• [Data for the task]:

-*-*-

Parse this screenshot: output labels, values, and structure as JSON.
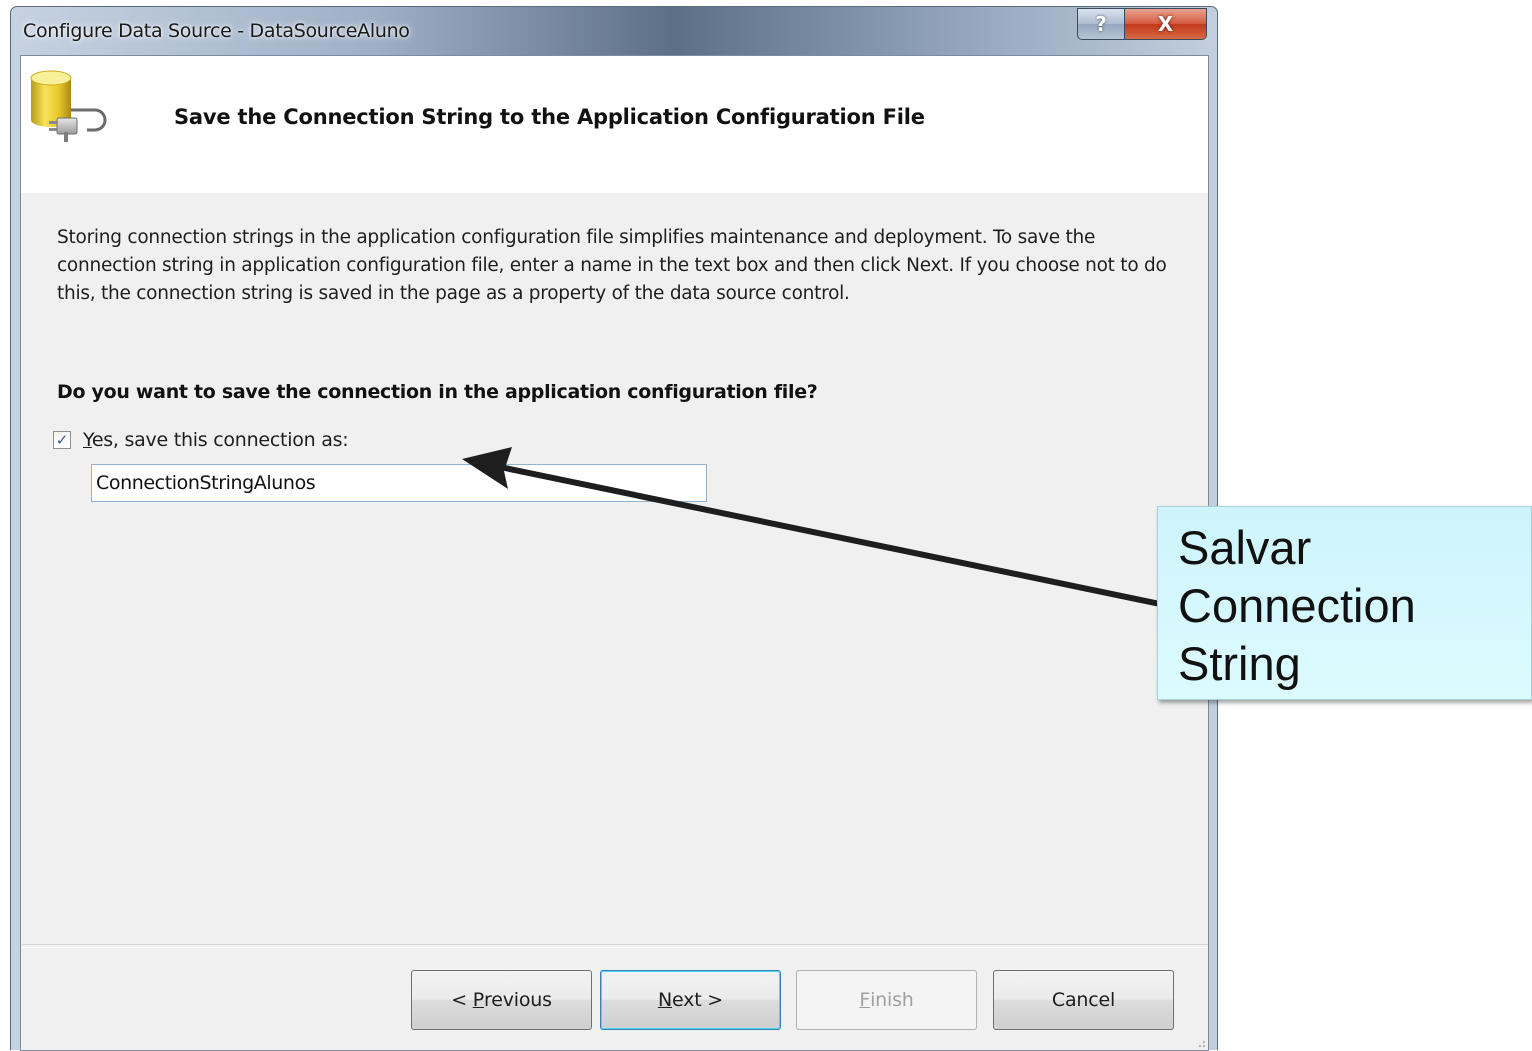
{
  "window": {
    "title": "Configure Data Source - DataSourceAluno",
    "help_glyph": "?",
    "close_glyph": "X"
  },
  "header": {
    "title": "Save the Connection String to the Application Configuration File",
    "icon": "database-plug-icon"
  },
  "description": "Storing connection strings in the application configuration file simplifies maintenance and deployment. To save the connection string in application configuration file, enter a name in the text box and then click Next. If you choose not to do this, the connection string is saved in the page as a property of the data source control.",
  "question": "Do you want to save the connection in the application configuration file?",
  "save_option": {
    "checked": true,
    "check_glyph": "✓",
    "label_mnemonic": "Y",
    "label_rest": "es, save this connection as:",
    "connection_name": "ConnectionStringAlunos"
  },
  "buttons": {
    "previous": {
      "prefix": "< ",
      "mnemonic": "P",
      "rest": "revious"
    },
    "next": {
      "mnemonic": "N",
      "rest": "ext >"
    },
    "finish": {
      "mnemonic": "F",
      "rest": "inish",
      "disabled": true
    },
    "cancel": {
      "label": "Cancel"
    }
  },
  "annotation": {
    "lines": [
      "Salvar",
      "Connection",
      "String"
    ],
    "background": "#d4f7fc"
  },
  "colors": {
    "close_button": "#c2391b",
    "default_button_border": "#3c7fb1",
    "input_border": "#8fb3cf",
    "client_background": "#f0f0f0"
  }
}
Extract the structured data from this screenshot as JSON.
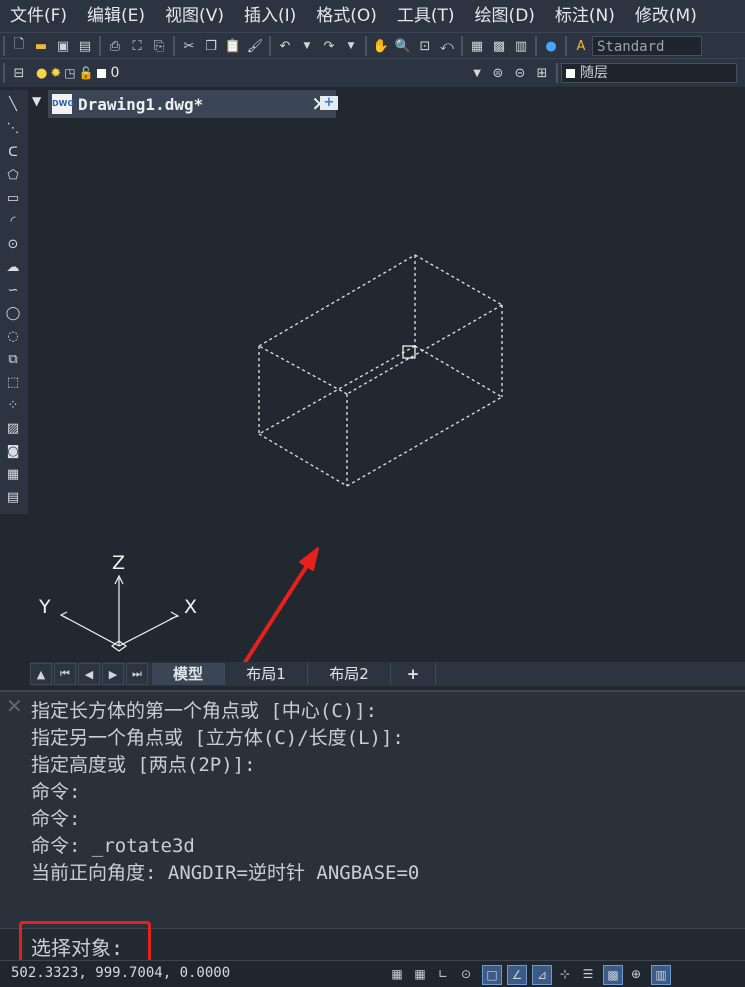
{
  "menu": [
    "文件(F)",
    "编辑(E)",
    "视图(V)",
    "插入(I)",
    "格式(O)",
    "工具(T)",
    "绘图(D)",
    "标注(N)",
    "修改(M)"
  ],
  "toolbar": {
    "text_style_value": "Standard",
    "layer_value": "0",
    "color_value": "随层"
  },
  "document_tab": {
    "title": "Drawing1.dwg*"
  },
  "ucs": {
    "z_label": "Z",
    "y_label": "Y",
    "x_label": "X"
  },
  "layout_tabs": [
    "模型",
    "布局1",
    "布局2",
    "+"
  ],
  "command_history": [
    "指定长方体的第一个角点或 [中心(C)]:",
    "指定另一个角点或 [立方体(C)/长度(L)]:",
    "指定高度或 [两点(2P)]:",
    "命令:",
    "命令:",
    "命令: _rotate3d",
    "当前正向角度:  ANGDIR=逆时针  ANGBASE=0"
  ],
  "command_prompt": "选择对象:",
  "status": {
    "coordinates": "502.3323, 999.7004, 0.0000"
  },
  "colors": {
    "annotation_red": "#e8201c",
    "canvas_bg": "#212830",
    "active_tab": "#3a4656"
  },
  "icons": {
    "left_toolbar": [
      "line-icon",
      "construction-line-icon",
      "polyline-icon",
      "polygon-icon",
      "rectangle-icon",
      "arc-icon",
      "circle-icon",
      "revision-cloud-icon",
      "spline-icon",
      "ellipse-icon",
      "ellipse-arc-icon",
      "insert-block-icon",
      "make-block-icon",
      "point-icon",
      "hatch-icon",
      "region-icon",
      "table-icon",
      "mtext-icon"
    ]
  }
}
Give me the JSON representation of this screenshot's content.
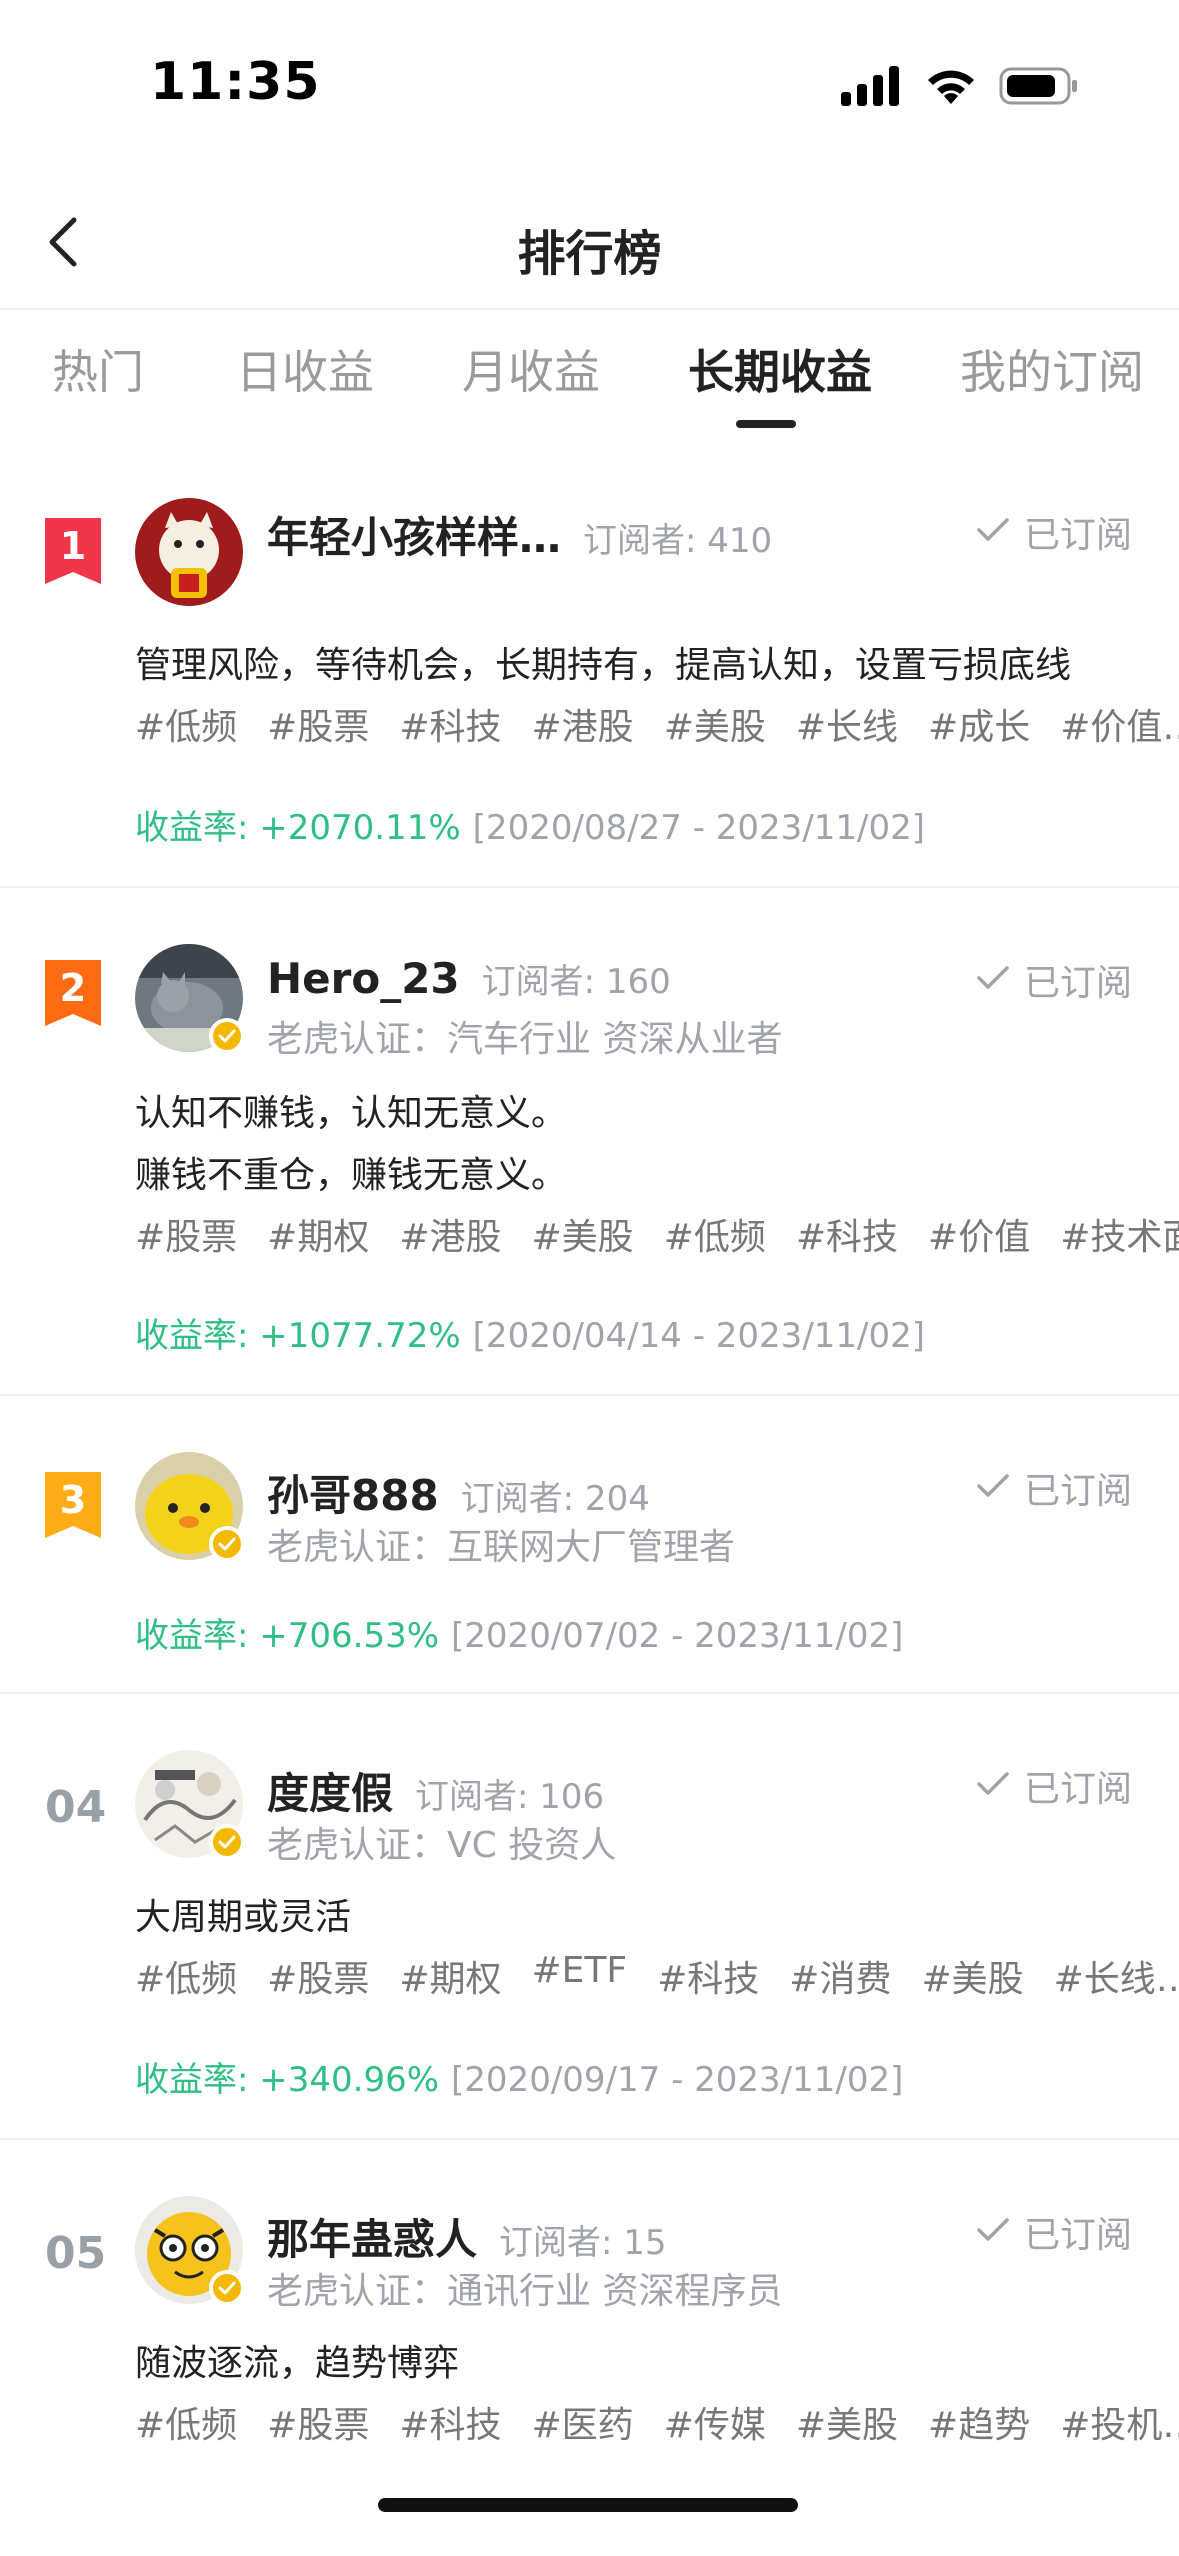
{
  "status": {
    "time": "11:35"
  },
  "nav": {
    "title": "排行榜"
  },
  "tabs": [
    {
      "label": "热门"
    },
    {
      "label": "日收益"
    },
    {
      "label": "月收益"
    },
    {
      "label": "长期收益",
      "active": true
    },
    {
      "label": "我的订阅"
    }
  ],
  "accent_green": "#2fbf84",
  "items": [
    {
      "rank": "1",
      "rank_color": "#f0364a",
      "name": "年轻小孩样样…",
      "subscribers": "订阅者: 410",
      "subscribed_label": "已订阅",
      "cert": "",
      "desc": [
        "管理风险，等待机会，长期持有，提高认知，设置亏损底线"
      ],
      "tags": [
        "#低频",
        "#股票",
        "#科技",
        "#港股",
        "#美股",
        "#长线",
        "#成长",
        "#价值…"
      ],
      "yield_label": "收益率: ",
      "yield_value": "+2070.11%",
      "range": "[2020/08/27 - 2023/11/02]"
    },
    {
      "rank": "2",
      "rank_color": "#ff6a13",
      "name": "Hero_23",
      "subscribers": "订阅者: 160",
      "subscribed_label": "已订阅",
      "cert": "老虎认证：汽车行业 资深从业者",
      "desc": [
        "认知不赚钱，认知无意义。",
        "赚钱不重仓，赚钱无意义。"
      ],
      "tags": [
        "#股票",
        "#期权",
        "#港股",
        "#美股",
        "#低频",
        "#科技",
        "#价值",
        "#技术面"
      ],
      "yield_label": "收益率: ",
      "yield_value": "+1077.72%",
      "range": "[2020/04/14 - 2023/11/02]"
    },
    {
      "rank": "3",
      "rank_color": "#ffac16",
      "name": "孙哥888",
      "subscribers": "订阅者: 204",
      "subscribed_label": "已订阅",
      "cert": "老虎认证：互联网大厂管理者",
      "desc": [],
      "tags": [],
      "yield_label": "收益率: ",
      "yield_value": "+706.53%",
      "range": "[2020/07/02 - 2023/11/02]"
    },
    {
      "rank": "04",
      "name": "度度假",
      "subscribers": "订阅者: 106",
      "subscribed_label": "已订阅",
      "cert": "老虎认证：VC 投资人",
      "desc": [
        "大周期或灵活"
      ],
      "tags": [
        "#低频",
        "#股票",
        "#期权",
        "#ETF",
        "#科技",
        "#消费",
        "#美股",
        "#长线…"
      ],
      "yield_label": "收益率: ",
      "yield_value": "+340.96%",
      "range": "[2020/09/17 - 2023/11/02]"
    },
    {
      "rank": "05",
      "name": "那年蛊惑人",
      "subscribers": "订阅者: 15",
      "subscribed_label": "已订阅",
      "cert": "老虎认证：通讯行业 资深程序员",
      "desc": [
        "随波逐流，趋势博弈"
      ],
      "tags": [
        "#低频",
        "#股票",
        "#科技",
        "#医药",
        "#传媒",
        "#美股",
        "#趋势",
        "#投机…"
      ],
      "yield_label": "",
      "yield_value": "",
      "range": ""
    }
  ]
}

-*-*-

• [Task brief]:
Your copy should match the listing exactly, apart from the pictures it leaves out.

• [Answer to the exercise]:
Parse this screenshot: output labels, values, and structure as JSON.
{
  "window": {
    "title": "Configure Data Source - DataSourceAluno",
    "help_glyph": "?",
    "close_glyph": "X"
  },
  "header": {
    "title": "Save the Connection String to the Application Configuration File",
    "icon": "database-plug-icon"
  },
  "description": "Storing connection strings in the application configuration file simplifies maintenance and deployment. To save the connection string in application configuration file, enter a name in the text box and then click Next. If you choose not to do this, the connection string is saved in the page as a property of the data source control.",
  "question": "Do you want to save the connection in the application configuration file?",
  "save_option": {
    "checked": true,
    "check_glyph": "✓",
    "label_mnemonic": "Y",
    "label_rest": "es, save this connection as:",
    "connection_name": "ConnectionStringAlunos"
  },
  "buttons": {
    "previous": {
      "prefix": "< ",
      "mnemonic": "P",
      "rest": "revious"
    },
    "next": {
      "mnemonic": "N",
      "rest": "ext >"
    },
    "finish": {
      "mnemonic": "F",
      "rest": "inish",
      "disabled": true
    },
    "cancel": {
      "label": "Cancel"
    }
  },
  "annotation": {
    "lines": [
      "Salvar",
      "Connection",
      "String"
    ],
    "background": "#d4f7fc"
  },
  "colors": {
    "close_button": "#c2391b",
    "default_button_border": "#3c7fb1",
    "input_border": "#8fb3cf",
    "client_background": "#f0f0f0"
  }
}
Extract the structured data from this screenshot as JSON.
{
  "menu": [
    "文件(F)",
    "编辑(E)",
    "视图(V)",
    "插入(I)",
    "格式(O)",
    "工具(T)",
    "绘图(D)",
    "标注(N)",
    "修改(M)"
  ],
  "toolbar": {
    "text_style_value": "Standard",
    "layer_value": "0",
    "color_value": "随层"
  },
  "document_tab": {
    "title": "Drawing1.dwg*"
  },
  "ucs": {
    "z_label": "Z",
    "y_label": "Y",
    "x_label": "X"
  },
  "layout_tabs": [
    "模型",
    "布局1",
    "布局2",
    "+"
  ],
  "command_history": [
    "指定长方体的第一个角点或 [中心(C)]:",
    "指定另一个角点或 [立方体(C)/长度(L)]:",
    "指定高度或 [两点(2P)]:",
    "命令:",
    "命令:",
    "命令: _rotate3d",
    "当前正向角度:  ANGDIR=逆时针  ANGBASE=0"
  ],
  "command_prompt": "选择对象:",
  "status": {
    "coordinates": "502.3323, 999.7004, 0.0000"
  },
  "colors": {
    "annotation_red": "#e8201c",
    "canvas_bg": "#212830",
    "active_tab": "#3a4656"
  },
  "icons": {
    "left_toolbar": [
      "line-icon",
      "construction-line-icon",
      "polyline-icon",
      "polygon-icon",
      "rectangle-icon",
      "arc-icon",
      "circle-icon",
      "revision-cloud-icon",
      "spline-icon",
      "ellipse-icon",
      "ellipse-arc-icon",
      "insert-block-icon",
      "make-block-icon",
      "point-icon",
      "hatch-icon",
      "region-icon",
      "table-icon",
      "mtext-icon"
    ]
  }
}
Give me the JSON representation of this screenshot's content.
{
  "status": {
    "time": "11:35"
  },
  "nav": {
    "title": "排行榜"
  },
  "tabs": [
    {
      "label": "热门"
    },
    {
      "label": "日收益"
    },
    {
      "label": "月收益"
    },
    {
      "label": "长期收益",
      "active": true
    },
    {
      "label": "我的订阅"
    }
  ],
  "accent_green": "#2fbf84",
  "items": [
    {
      "rank": "1",
      "rank_color": "#f0364a",
      "name": "年轻小孩样样…",
      "subscribers": "订阅者: 410",
      "subscribed_label": "已订阅",
      "cert": "",
      "desc": [
        "管理风险，等待机会，长期持有，提高认知，设置亏损底线"
      ],
      "tags": [
        "#低频",
        "#股票",
        "#科技",
        "#港股",
        "#美股",
        "#长线",
        "#成长",
        "#价值…"
      ],
      "yield_label": "收益率: ",
      "yield_value": "+2070.11%",
      "range": "[2020/08/27 - 2023/11/02]"
    },
    {
      "rank": "2",
      "rank_color": "#ff6a13",
      "name": "Hero_23",
      "subscribers": "订阅者: 160",
      "subscribed_label": "已订阅",
      "cert": "老虎认证：汽车行业 资深从业者",
      "desc": [
        "认知不赚钱，认知无意义。",
        "赚钱不重仓，赚钱无意义。"
      ],
      "tags": [
        "#股票",
        "#期权",
        "#港股",
        "#美股",
        "#低频",
        "#科技",
        "#价值",
        "#技术面"
      ],
      "yield_label": "收益率: ",
      "yield_value": "+1077.72%",
      "range": "[2020/04/14 - 2023/11/02]"
    },
    {
      "rank": "3",
      "rank_color": "#ffac16",
      "name": "孙哥888",
      "subscribers": "订阅者: 204",
      "subscribed_label": "已订阅",
      "cert": "老虎认证：互联网大厂管理者",
      "desc": [],
      "tags": [],
      "yield_label": "收益率: ",
      "yield_value": "+706.53%",
      "range": "[2020/07/02 - 2023/11/02]"
    },
    {
      "rank": "04",
      "name": "度度假",
      "subscribers": "订阅者: 106",
      "subscribed_label": "已订阅",
      "cert": "老虎认证：VC 投资人",
      "desc": [
        "大周期或灵活"
      ],
      "tags": [
        "#低频",
        "#股票",
        "#期权",
        "#ETF",
        "#科技",
        "#消费",
        "#美股",
        "#长线…"
      ],
      "yield_label": "收益率: ",
      "yield_value": "+340.96%",
      "range": "[2020/09/17 - 2023/11/02]"
    },
    {
      "rank": "05",
      "name": "那年蛊惑人",
      "subscribers": "订阅者: 15",
      "subscribed_label": "已订阅",
      "cert": "老虎认证：通讯行业 资深程序员",
      "desc": [
        "随波逐流，趋势博弈"
      ],
      "tags": [
        "#低频",
        "#股票",
        "#科技",
        "#医药",
        "#传媒",
        "#美股",
        "#趋势",
        "#投机…"
      ],
      "yield_label": "",
      "yield_value": "",
      "range": ""
    }
  ]
}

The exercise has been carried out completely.